- Problem
The answer should be a number alone: the count of lines in the listing below that include "tooltip".

╭─ Supplied data

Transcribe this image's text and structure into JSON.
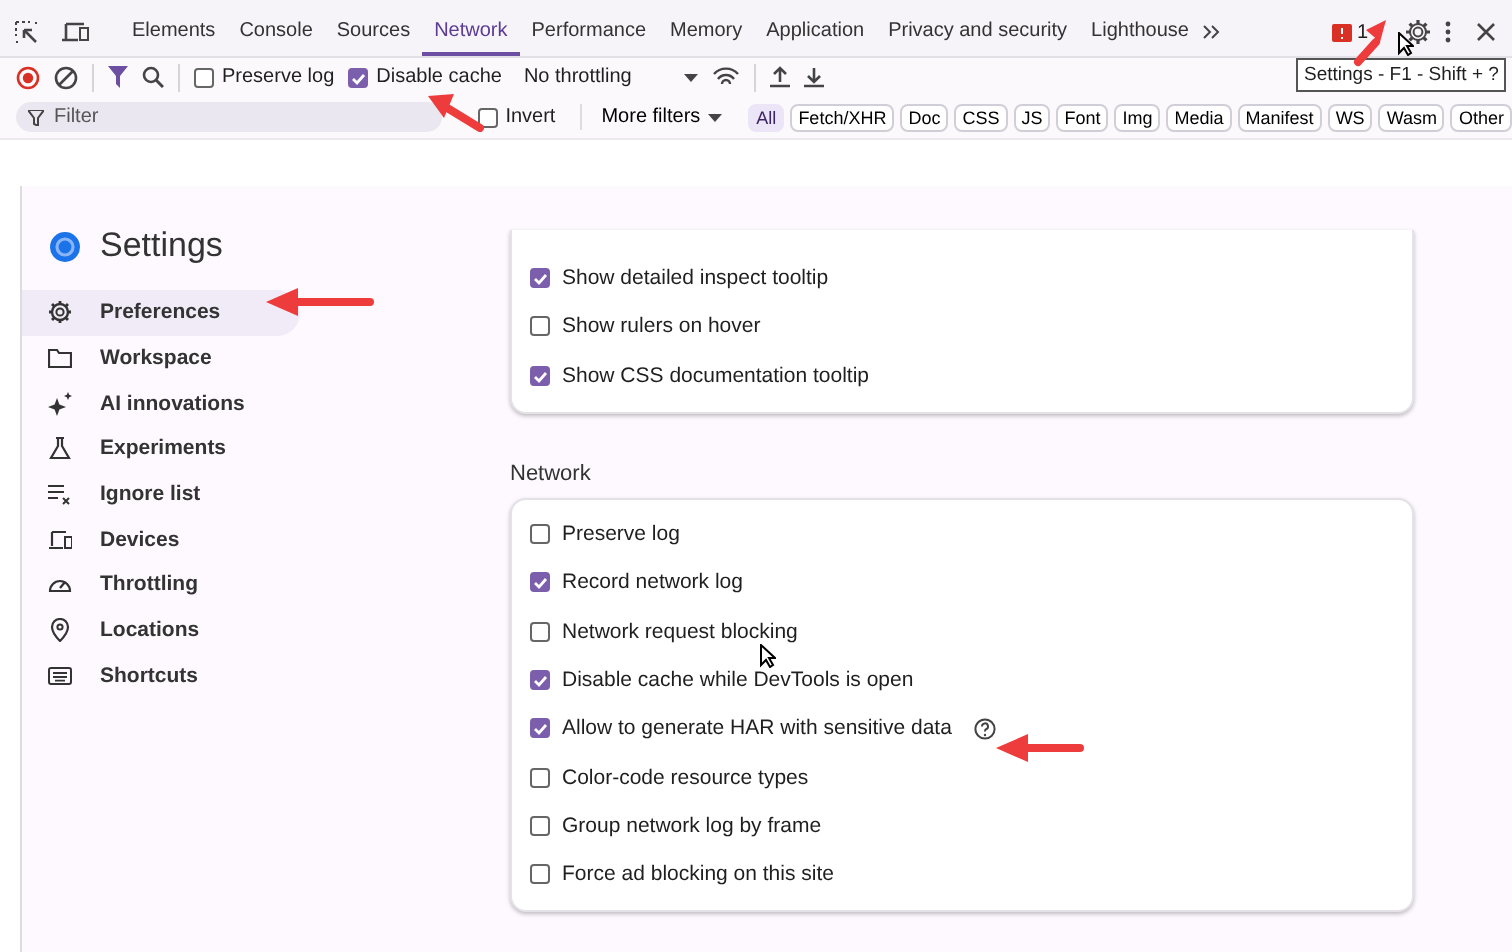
{
  "tabs": [
    {
      "label": "Elements",
      "selected": false
    },
    {
      "label": "Console",
      "selected": false
    },
    {
      "label": "Sources",
      "selected": false
    },
    {
      "label": "Network",
      "selected": true
    },
    {
      "label": "Performance",
      "selected": false
    },
    {
      "label": "Memory",
      "selected": false
    },
    {
      "label": "Application",
      "selected": false
    },
    {
      "label": "Privacy and security",
      "selected": false
    },
    {
      "label": "Lighthouse",
      "selected": false
    }
  ],
  "issues_count": "1",
  "tooltip": "Settings - F1 - Shift + ?",
  "toolbar": {
    "preserve_log": {
      "label": "Preserve log",
      "checked": false
    },
    "disable_cache": {
      "label": "Disable cache",
      "checked": true
    },
    "throttling": "No throttling"
  },
  "filter_bar": {
    "placeholder": "Filter",
    "invert": {
      "label": "Invert",
      "checked": false
    },
    "more_filters": "More filters",
    "types": [
      {
        "label": "All",
        "selected": true
      },
      {
        "label": "Fetch/XHR",
        "selected": false
      },
      {
        "label": "Doc",
        "selected": false
      },
      {
        "label": "CSS",
        "selected": false
      },
      {
        "label": "JS",
        "selected": false
      },
      {
        "label": "Font",
        "selected": false
      },
      {
        "label": "Img",
        "selected": false
      },
      {
        "label": "Media",
        "selected": false
      },
      {
        "label": "Manifest",
        "selected": false
      },
      {
        "label": "WS",
        "selected": false
      },
      {
        "label": "Wasm",
        "selected": false
      },
      {
        "label": "Other",
        "selected": false
      }
    ]
  },
  "settings": {
    "title": "Settings",
    "sidebar": [
      {
        "label": "Preferences",
        "selected": true
      },
      {
        "label": "Workspace",
        "selected": false
      },
      {
        "label": "AI innovations",
        "selected": false
      },
      {
        "label": "Experiments",
        "selected": false
      },
      {
        "label": "Ignore list",
        "selected": false
      },
      {
        "label": "Devices",
        "selected": false
      },
      {
        "label": "Throttling",
        "selected": false
      },
      {
        "label": "Locations",
        "selected": false
      },
      {
        "label": "Shortcuts",
        "selected": false
      }
    ],
    "sections": [
      {
        "items": [
          {
            "label": "Show detailed inspect tooltip",
            "checked": true,
            "help": false
          },
          {
            "label": "Show rulers on hover",
            "checked": false,
            "help": false
          },
          {
            "label": "Show CSS documentation tooltip",
            "checked": true,
            "help": false
          }
        ]
      },
      {
        "heading": "Network",
        "items": [
          {
            "label": "Preserve log",
            "checked": false,
            "help": false
          },
          {
            "label": "Record network log",
            "checked": true,
            "help": false
          },
          {
            "label": "Network request blocking",
            "checked": false,
            "help": false
          },
          {
            "label": "Disable cache while DevTools is open",
            "checked": true,
            "help": false
          },
          {
            "label": "Allow to generate HAR with sensitive data",
            "checked": true,
            "help": true
          },
          {
            "label": "Color-code resource types",
            "checked": false,
            "help": false
          },
          {
            "label": "Group network log by frame",
            "checked": false,
            "help": false
          },
          {
            "label": "Force ad blocking on this site",
            "checked": false,
            "help": false
          }
        ]
      }
    ]
  }
}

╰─

- Your response
3